President Joe Biden has told the government to do more to fix the problem of racial inequality.
On Thursday, Feb. 16, Biden signed an executive order for the federal government to do more to promote racial equality and help underserved communities.
When signing the order, the president pointed out what his administration had already done.
Biden said, “My administration’s commitment to fairness has led to better decisions and more fair results.”
“We have delivered the most equitable economic recovery in memory, and, driven by the expanded Child Tax Credit, we cut child poverty to its lowest rate on record in 2021, including record low Black, Latino, Native American, and rural child poverty.”
He said the economy had created nearly 11 million jobs, and the federal government has brought down unemployment nationwide – particularly for Black and Latino workers, whose unemployment rates are near 50-year lows.
Administration officials noted continued racial disparities in wealth, housing, crime, and education.
Biden has said those disparities reflect decades of discriminatory policies.
On his first day in office two years ago, the president signed an executive order recognizing long-standing disparities and pledging that the government would remedy them.
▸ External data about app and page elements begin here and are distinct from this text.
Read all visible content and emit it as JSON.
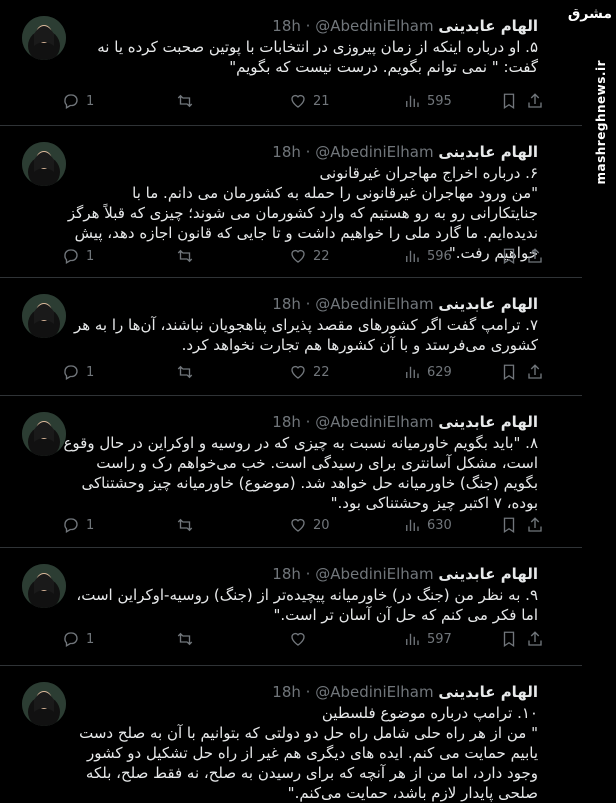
{
  "author": {
    "name": "الهام عابدینی",
    "handle": "@AbediniElham",
    "dot": "·"
  },
  "watermark": {
    "logo": "مشرق",
    "url": "mashreghnews.ir"
  },
  "colors": {
    "background": "#000000",
    "text": "#e7e9ea",
    "muted": "#71767b",
    "divider": "#2f3336"
  },
  "tweets": [
    {
      "time": "18h",
      "text": "۵. او درباره اینکه از زمان پیروزی در انتخابات با پوتین صحبت کرده یا نه گفت: \" نمی توانم بگویم. درست نیست که بگویم\"",
      "replies": "1",
      "retweets": "",
      "likes": "21",
      "views": "595"
    },
    {
      "time": "18h",
      "text": "۶. درباره اخراج مهاجران غیرقانونی\n\"من ورود مهاجران غیرقانونی را حمله به کشورمان می دانم. ما با جنایتکارانی رو به رو هستیم که وارد کشورمان می شوند؛ چیزی که قبلاً هرگز ندیده‌ایم. ما گارد ملی را خواهیم داشت و تا جایی که قانون اجازه دهد، پیش خواهیم رفت.\"",
      "replies": "1",
      "retweets": "",
      "likes": "22",
      "views": "596"
    },
    {
      "time": "18h",
      "text": "۷. ترامپ گفت اگر کشورهای مقصد پذیرای پناهجویان نباشند، آن‌ها را به هر کشوری می‌فرستد و با آن کشورها هم تجارت نخواهد کرد.",
      "replies": "1",
      "retweets": "",
      "likes": "22",
      "views": "629"
    },
    {
      "time": "18h",
      "text": "۸. \"باید بگویم خاورمیانه نسبت به چیزی که در روسیه و اوکراین در حال وقوع است، مشکل آسانتری برای رسیدگی است. خب می‌خواهم رک و راست بگویم (جنگ) خاورمیانه حل خواهد شد. (موضوع) خاورمیانه چیز وحشتناکی بوده، ۷ اکتبر چیز وحشتناکی بود.\"",
      "replies": "1",
      "retweets": "",
      "likes": "20",
      "views": "630"
    },
    {
      "time": "18h",
      "text": "۹. به نظر من (جنگ در) خاورمیانه پیچیده‌تر از (جنگ) روسیه-اوکراین است، اما فکر می کنم که حل آن آسان تر است.\"",
      "replies": "1",
      "retweets": "",
      "likes": "",
      "views": "597"
    },
    {
      "time": "18h",
      "text": "۱۰. ترامپ درباره موضوع فلسطین\n\" من از هر راه حلی شامل راه حل دو دولتی که بتوانیم با آن به صلح دست یابیم حمایت می کنم. ایده های دیگری هم غیر از راه حل تشکیل دو کشور وجود دارد، اما من از هر آنچه که برای رسیدن به صلح، نه فقط صلح، بلکه صلحی پایدار لازم باشد، حمایت می‌کنم.\"",
      "replies": "",
      "retweets": "",
      "likes": "",
      "views": ""
    }
  ]
}
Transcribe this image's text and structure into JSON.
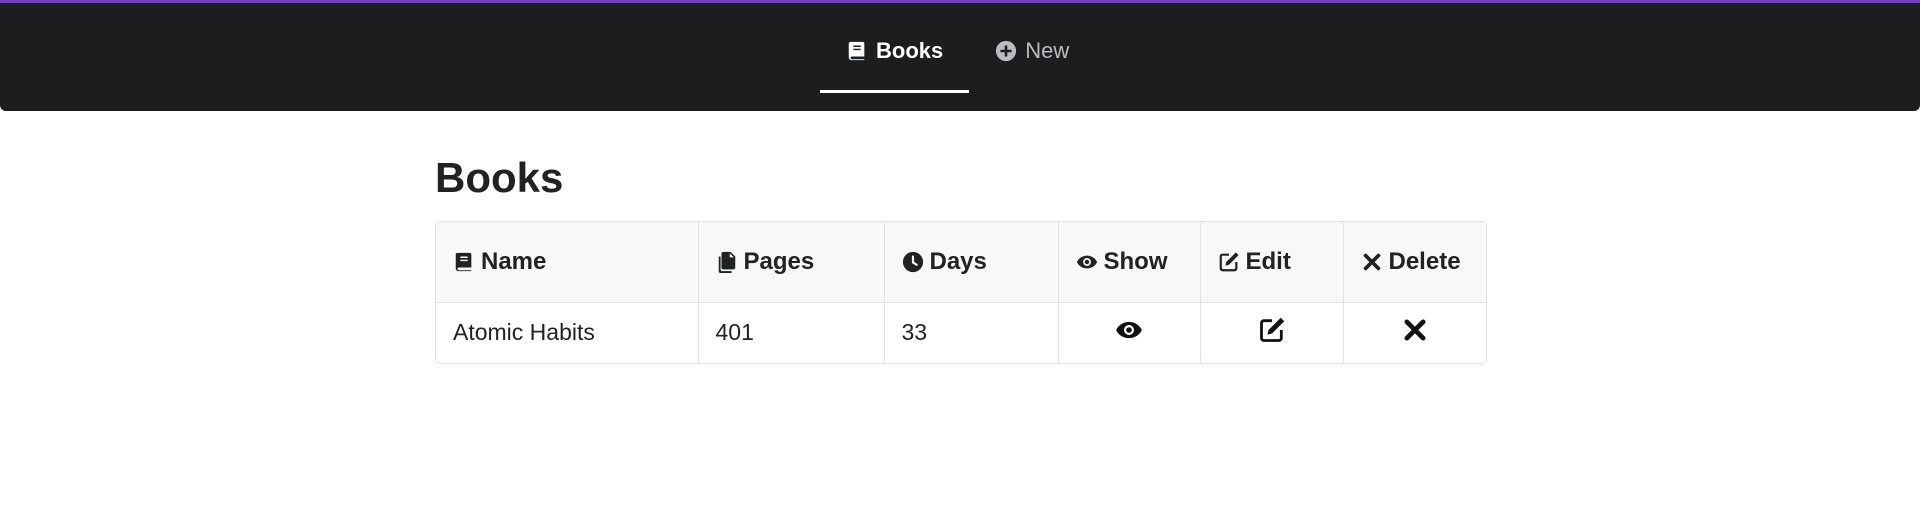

The new executive order comes as African Americans and others observe Black History Month.
It amends the previous order, making the initial review he requested in January 2021 an annual requirement for federal agencies.
The reviews aim to increase access to federal programs, services, and activities for disadvantaged communities.
“These transformative achievements have advanced the work of building a more equitable nation,” Biden asserted. “Yet, members of underserved communities – many of whom have endured generations of discrimination and disinvestment – still confront significant barriers to realizing the full promise of our great nation, and the federal government has a responsibility to remove these barriers.”
“It is imperative to reject the narrow, cramped view of American opportunity as a zero-sum game. When any person or community is denied freedom, dignity, and prosperity, our entire nation is held back. But when we lift each other up, we are all lifted up.”
The president declared that his administration must take additional action across the federal government – in collaboration with civil society, the private sector, and State and local government – to continue the work begun with his initial order to combat discrimination and advance equal opportunity, including by redressing unfair disparities and removing barriers to Government programs and services.
Biden insisted that racial equality and helping communities that don’t get enough help are not one-time projects.
The new order also directs federal agencies to have equity teams and name senior leaders who would be accountable for increasing equity and addressing bias.
Biden is “doubling down,” according to Chiraag Bains, the president’s special assistant for racial justice and equity, on the promise he made on his first day in office “to put fairness at the center of how this government runs.”
The order recognizes that attaining equity is not a one- or two-year undertaking, and it makes official Biden’s promise that government be open and accessible to all.
Bains referred to it as a “generational commitment.”
There is room for improvement in how often and how effectively federal agencies partner with communities affected by systemic discrimination, Bains added.
Moreover, the new order formally establishes the president’s aim of increasing federal procurement expenditures going to small and disadvantaged enterprises by 50% by the year 2025.
Under the order, agencies must also focus on new civil rights threats, such as discrimination in automated technology and access for people with disabilities and those who speak languages other than English.
It also includes a push to improve collection, transparency, and data analysis to help improve equity.
“By redoubling our efforts, the federal government can help bridge the gap between the world we see and the future we seek,” Biden stated.